Back in October the kids and I were sorting pumpkin seeds for roasting that we had brought home from a group carving. The kids and I were having fun being together with slimy hands and all. As we sorted the seeds some of them had started to sprout already.
The big discussion began between my 10 year old daughter and my 8 year old son about what to do with those seeds:
“We should save them and plant them!” says my daughter.
“No just throw them away,” says my son.
“But if we plant the seeds they will grow into new pumpkin plants.”
“Yes, but they aren’t pumpkins yet- so we should just throw them away.”
“We shouldn’t throw them away; it isn’t their fault that they sprouted when they didn’t need to.”
“It’s almost winter. What are we going to do with pumpkin plants? We can’t grow them in the house; we need to throw them away.”
As this conversation went on, my husband and I kept looking at each other. First with amusement about the parallels between this topic and the abortion debate. As the debate wore on, we really started to wonder if we should go ahead and have the big conversation with our kids since they really seemed to have very strong opposing opinions. The kids continued their lines of thought, trying to convince the other that they were right. It was like watching a tennis match.
In my head I was trying so hard to decide what to do: would I be a bad mom if we didn’t have that big talk? Is it really in our best interest to have that discussion with a 10 year old and 8 year old? My husband and I just looked at each other with a slight amount of panic and silently came to a decision to not have that discussion.
We congratulated the kids on having a well debated topic and we told them how proud we were that they never started fighting, but continued to use kind language with each other. Honestly, the kids did a great job of articulating why they thought their opinion was the right one. We helped the kids agree to disagree and explained that sometimes the best thing you can do is hold your opinion and let someone else have theirs too.
It ate at me. For weeks I second guessed my decision to take the easy way out. I knew that when we made the decision it was more about us feeling uneasy and unprepared than it was about anything else. Over breakfast one morning I told a friend about my story. She listened to everything including my own self doubt. Instead of telling me that I chickened out, she reminded me that sometimes situations have more than one teachable moment; my husband and I picked the one that was right for us. The other moment that we had skipped over would be waiting in the back of our minds for when the time was right for that big discussion. We had not lost our moment we just cataloged it away for later; and for us, that was the best we could do in that moment.
What are your tips for approaching challenging teachable moments?
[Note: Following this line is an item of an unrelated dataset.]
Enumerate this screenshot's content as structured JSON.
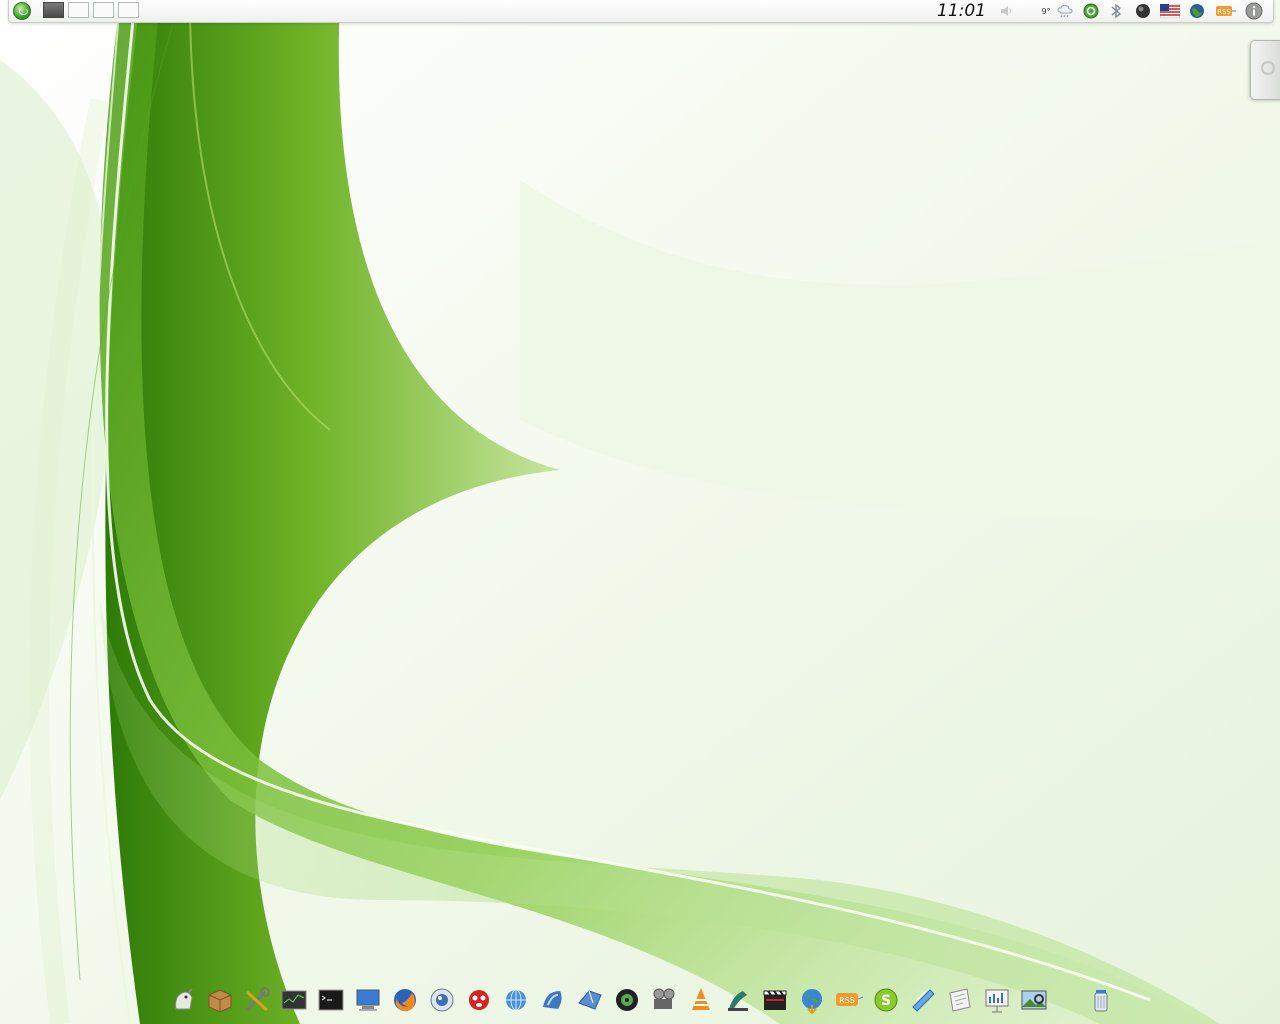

Share below!
Explore this idea through children’s literature: What is most important at any given time? “Being present” in The Three QuestionsBy Jon Muth